▶ [About this exercise]
Go through the entries below and copy each line that holds the word "timestamp".

▶ [Study material]
---
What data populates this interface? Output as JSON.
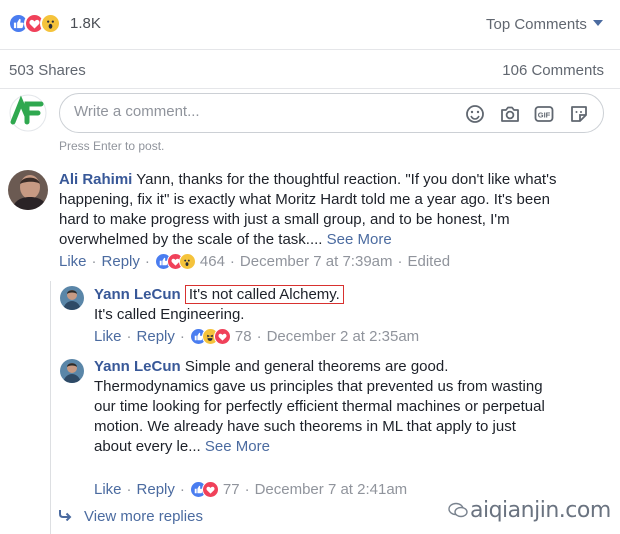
{
  "reactions_bar": {
    "count": "1.8K",
    "sort_label": "Top Comments"
  },
  "stats": {
    "shares": "503 Shares",
    "comments": "106 Comments"
  },
  "composer": {
    "placeholder": "Write a comment...",
    "hint": "Press Enter to post."
  },
  "comments": [
    {
      "author": "Ali Rahimi",
      "text": "Yann, thanks for the thoughtful reaction. \"If you don't like what's happening, fix it\" is exactly what Moritz Hardt told me a year ago. It's been hard to make progress with just a small group, and to be honest, I'm overwhelmed by the scale of the task....",
      "see_more": "See More",
      "like": "Like",
      "reply": "Reply",
      "reaction_count": "464",
      "timestamp": "December 7 at 7:39am",
      "edited": "Edited"
    }
  ],
  "replies": [
    {
      "author": "Yann LeCun",
      "text_highlight": "It's not called Alchemy.",
      "text": "It's called Engineering.",
      "like": "Like",
      "reply": "Reply",
      "reaction_count": "78",
      "timestamp": "December 2 at 2:35am"
    },
    {
      "author": "Yann LeCun",
      "text": "Simple and general theorems are good. Thermodynamics gave us principles that prevented us from wasting our time looking for perfectly efficient thermal machines or perpetual motion. We already have such theorems in ML that apply to just about every le...",
      "see_more": "See More",
      "like": "Like",
      "reply": "Reply",
      "reaction_count": "77",
      "timestamp": "December 7 at 2:41am"
    }
  ],
  "view_more": "View more replies",
  "watermark": "aiqianjin.com",
  "colors": {
    "link": "#4b6ba0",
    "name": "#385898",
    "meta": "#90949c",
    "like": "#4a7df0",
    "love": "#f0415a",
    "wow": "#f5c33b",
    "highlight_border": "#d8312f"
  }
}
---
▶ [Your solution]
      "timestamp": "December 7 at 7:39am",
      "timestamp": "December 2 at 2:35am"
      "timestamp": "December 7 at 2:41am"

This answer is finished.